What Is Chapter 10?

Chapter 10 was a type of corporate bankruptcy filing that was eventually retired due to its complexity. Chapter 10, originally known as “Chapter X,” listed the processes and procedures for bankruptcies involving corporations. It was used to determine whether a company merited reorganization and restoration to long-term viability or should be shut down and liquidated

Chapter 10 was introduced as part of the Bankruptcy Act of 1898 as a blueprint for reorganizing financially troubled companies and then later incorporated into the Chandler Act of 1938. It was eliminated by the Bankruptcy Reform Act in 1978. Its most useful ideas were rolled into Chapter XI, which later became the modern Chapter 11.

Key Takeaways

  • Chapter 10 was a type of corporate bankruptcy filing that was eventually retired in 1978 due to its complexity.
  • Its key parts were revised and incorporated into Chapter 11.
  • Chapter 10 was used to determine whether a financially distressed company merited reorganization and restoration or should be shut down and liquidated. 
  • This filing required the bankruptcy courts to always act in the best interest of shareholders, a difficult task, and it was criticized for giving wide-ranging powers to court-appointed trustees.

Understanding Chapter 10

Bankruptcy offers an individual or business struggling to repay outstanding debts a chance to start afresh. Creditors are prohibited from collecting any money they are owed, thanks to an automatic stay imposed by the bankruptcy court. The distressed company, the debtor, is given the option to either enter liquidation, the process of bringing a business to an end and distributing its assets to claimants, or work out a satisfactory repayment plan and continue operating.

In the United States there are several different categories of bankruptcies. Chapter 10 was one of the paths available, offering a framework for financially distressed companies to restructure their debt. This version of bankruptcy gave the debtor a shot at a fresh start, provided it fulfilled its obligations under the plan of reorganization.

One important element of Chapter 10 was that it required the bankruptcy courts to always act in the best interest of shareholders. Such a directive served to make the process of determining whether liquidation or reorganization was the better option—and then enacting either plan—both expensive and complex.

Chapter 10 controversially stripped company management from having any say in whether the businesses they ran should be restored to viability or liquidated.

Chapter 10 gave such wide-ranging powers and responsibilities to court-appointed trustees that company management was essentially displaced.
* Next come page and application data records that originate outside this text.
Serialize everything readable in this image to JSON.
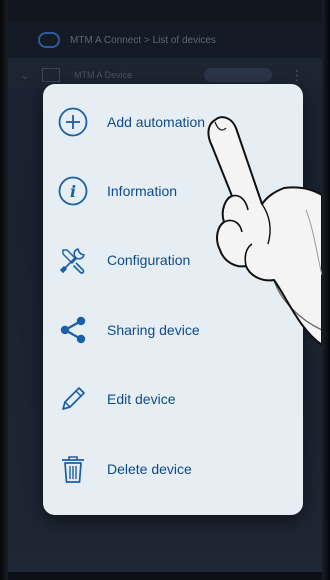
{
  "background": {
    "app_header_crumb": "MTM A Connect  >  List of devices",
    "device_row_name": "MTM A Device"
  },
  "menu": {
    "items": [
      {
        "label": "Add automation",
        "icon": "plus-circle-icon"
      },
      {
        "label": "Information",
        "icon": "info-icon"
      },
      {
        "label": "Configuration",
        "icon": "tools-icon"
      },
      {
        "label": "Sharing device",
        "icon": "share-icon"
      },
      {
        "label": "Edit device",
        "icon": "pencil-icon"
      },
      {
        "label": "Delete device",
        "icon": "trash-icon"
      }
    ]
  },
  "colors": {
    "menu_background": "#e6eef3",
    "menu_text": "#0f4a8a",
    "icon_color": "#1a5fa8"
  }
}
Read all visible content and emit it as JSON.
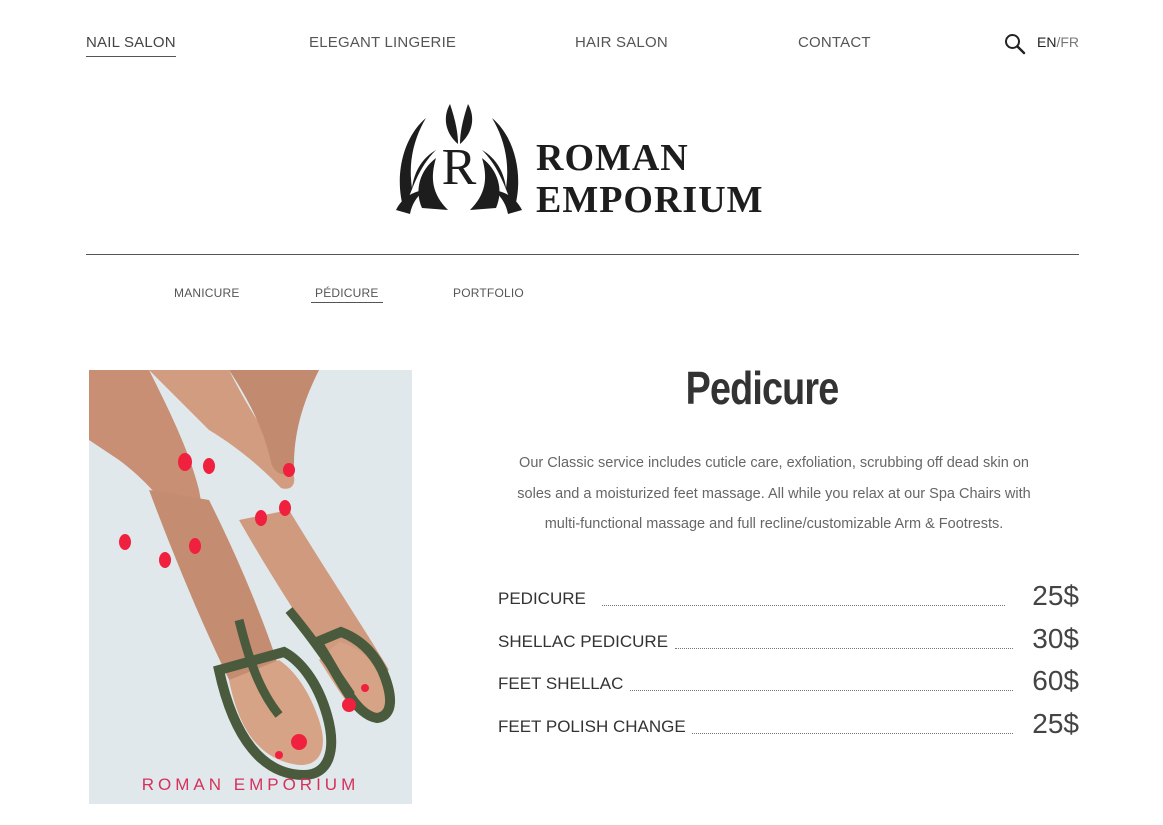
{
  "topnav": {
    "items": [
      "NAIL SALON",
      "ELEGANT LINGERIE",
      "HAIR SALON",
      "CONTACT"
    ],
    "active": "NAIL SALON"
  },
  "lang": {
    "en": "EN",
    "sep": "/",
    "fr": "FR"
  },
  "logo": {
    "monogram": "R",
    "line1": "ROMAN",
    "line2": "EMPORIUM"
  },
  "subnav": {
    "items": [
      "MANICURE",
      "PÉDICURE",
      "PORTFOLIO"
    ],
    "active": "PÉDICURE"
  },
  "image": {
    "brand_text": "ROMAN EMPORIUM"
  },
  "main": {
    "title": "Pedicure",
    "description_lines": [
      "Our Classic service includes cuticle care, exfoliation, scrubbing off dead skin on",
      "soles and a moisturized feet massage. All while you relax at our Spa Chairs with",
      "multi-functional massage and full recline/customizable Arm & Footrests."
    ]
  },
  "prices": [
    {
      "name": "PEDICURE",
      "price": "25$"
    },
    {
      "name": "SHELLAC PEDICURE",
      "price": "30$"
    },
    {
      "name": "FEET SHELLAC",
      "price": "60$"
    },
    {
      "name": "FEET POLISH CHANGE",
      "price": "25$"
    }
  ],
  "colors": {
    "brand_pink": "#d8305b",
    "nail_red": "#f0203f",
    "sandal_green": "#4a5a3c",
    "photo_bg": "#e0e8ec"
  },
  "icons": {
    "search": "search-icon"
  }
}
As management was not involved in the process of deciding whether to reorganize or liquidate, trustees or other interested parties appointed by the court had to swear that they had no personal interest in the outcome as a condition of their service. This concept was known as “disinterestedness.”

Chapter 10 vs. Chapter 11

Chapter 10 was regarded as so complex, time consuming, and potentially expensive that it acted as a deterrent to declaring bankruptcy for corporations. Its rules were so wide ranging and especially detailed that corporations often chose Chapter 11 instead.

Chapter 11, which was originally intended for small, privately owned businesses and individuals, was made a viable bankruptcy option for corporations following a series of court battles.

In a Chapter 10 bankruptcy management is displaced, and a court-appointed manager or trustee oversees the reorganization or restructuring process. This is generally not the case in a Chapter 11 filing. Chapter 11 offers the advantage of not removing a company’s management, which means it can have a larger role in executing a reorganization.

Chapter 11 also allows management to have more of a say in how creditors are repaid and how assets are liquidated. Because it is relatively simpler, a Chapter 11 bankruptcy filing became the preferred option over a Chapter 10 for debtors and their lawyers, as well as creditors, even if shareholders no longer have paramount protection.